Accessing the inaccessible: Enabling rare event simulations with new methods and software

Our group is interested in efficiently simulating rare events. Rare events are transitions that occur infrequently during an observation time. That is, the waiting time for the event to occur is usually orders of magnitude larger than the timescale of the event itself. An example of this is volcano eruption -- it could take years to observe a volcano erupt but the eruption event itself is a few days long. In molecular simulations, examples of rare events include protein folding, permeation of a polymer through nanotube and nucleation of a new phase from a metastable phase. Using straightforward simulation techniques to study these events results in spending considerable simulation time (and hence computational times) waiting for the event to happen rather than sampling the event itself.
We are interested in developing software and methods that efficiently sample rare events in molecular simulations. To this end, we have developed SAFFIRE -- software to perform large scale forward flux sampling simulations in high performance computing environments. We are also developing forward flux sampling based methods that enable sampling along multiple order parameters simultaneously thereby, increasing the efficiency of sampling. Our group also integrates the power of machine learning with these methods to further improve rare event sampling.

Please email us ( if you are interested in collaborating with us to use SAFFIRE. It is in the development stage and will be released to the public soon.


Nucleation in aqueous systems: Ice and gas hydrate nucleation

Using the methods developed to study rare events, we study heterogeneous ice nucleation -- i.e. effect of surfaces on nucleation of ice. The key question we would like to answer is -- what physical and chemical properties of a surface facilitate or hinder the formation of ice? This is important for a broad range of applications -- understanding ice formation in clouds, preventing ice on airplanes, designing icephobic coatings, developing freezing based food preservation techniques and cryopreservation of tissues and organs. Through, detailed molecular simulations combined with our rare event methods we are developing molecular parameters that could be used to predict the ice nucleating ability of a surface.

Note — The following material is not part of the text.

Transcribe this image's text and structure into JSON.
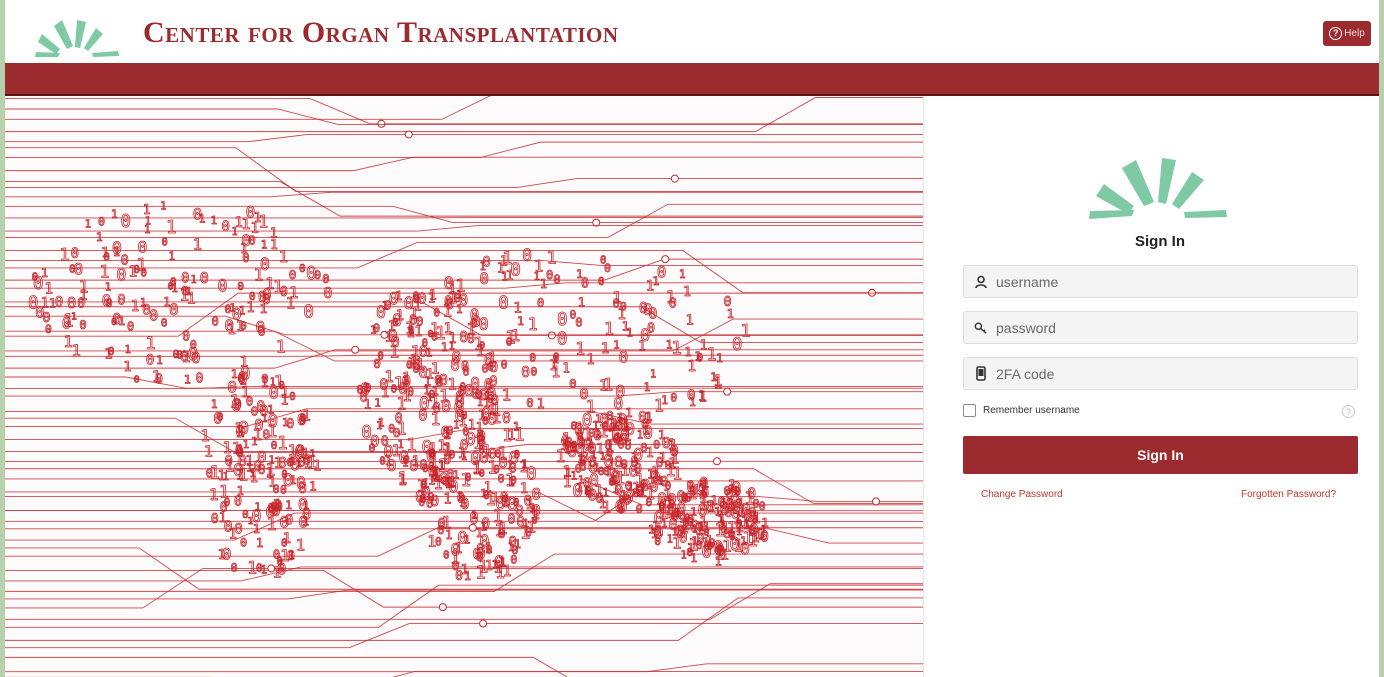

Aqueous mixtures of molecules like methane, carbon dioxide and ethane form beautiful crystalline structures called gas hydrates when pressurized and cooled. Naturally occurring methane gas hydrates are expected to be promising source of energy. Further novel technologies to purify water, store energy, sequester carbon dioxide and separate gases have been based on gas hydrates. However, many molecular details on the formation of gas hydrates remain unknown. We use molecular simulations to answer these questions -- how does the aqueous mixture transform to hydrates, how is this transition affected by the presence of surfaces and how do additives affect such transitions.


Enzyme Catalysis: Rational engineering to deployment

Enzymes are the proteins that catalyze reactions. The powerful quality of enzymes are their specificity. This has made them an attractive catalyst to use for biotechnological applications. However, enzymes can work only in certain conditions and often these conditions are different from those in the industrial applications. Thus, there is a need to engineer enzymes and enzyme environments such that the enzymes are functional in the desired operating conditions. To enable such technologies, we use molecular simulations to understand the structure-function-dynamics relation in enzymes. We study the effect of mutations as well as immobilization of enzymes on this relationship.

Multiscale modeling of membranes for water purification

Clean water is a basic necessity of life. With increasing population the demand to produce clean water efficiently has become imminent. Membrane based reverse osmosis methods and membrane based water filtration methods are commonly used in water purification. One of the biggest challenges in these techniques is fouling -- the deposition of unwanted materials from the water being treated on the purification membrane. In our research, we are collaborating with Drs. Ladner, Husson and Battitio to develop multiscale models that predict the fouling behavior of a membrane. Using these models we hope to discover novel membrane chemistries and topologies that are fouling resistant.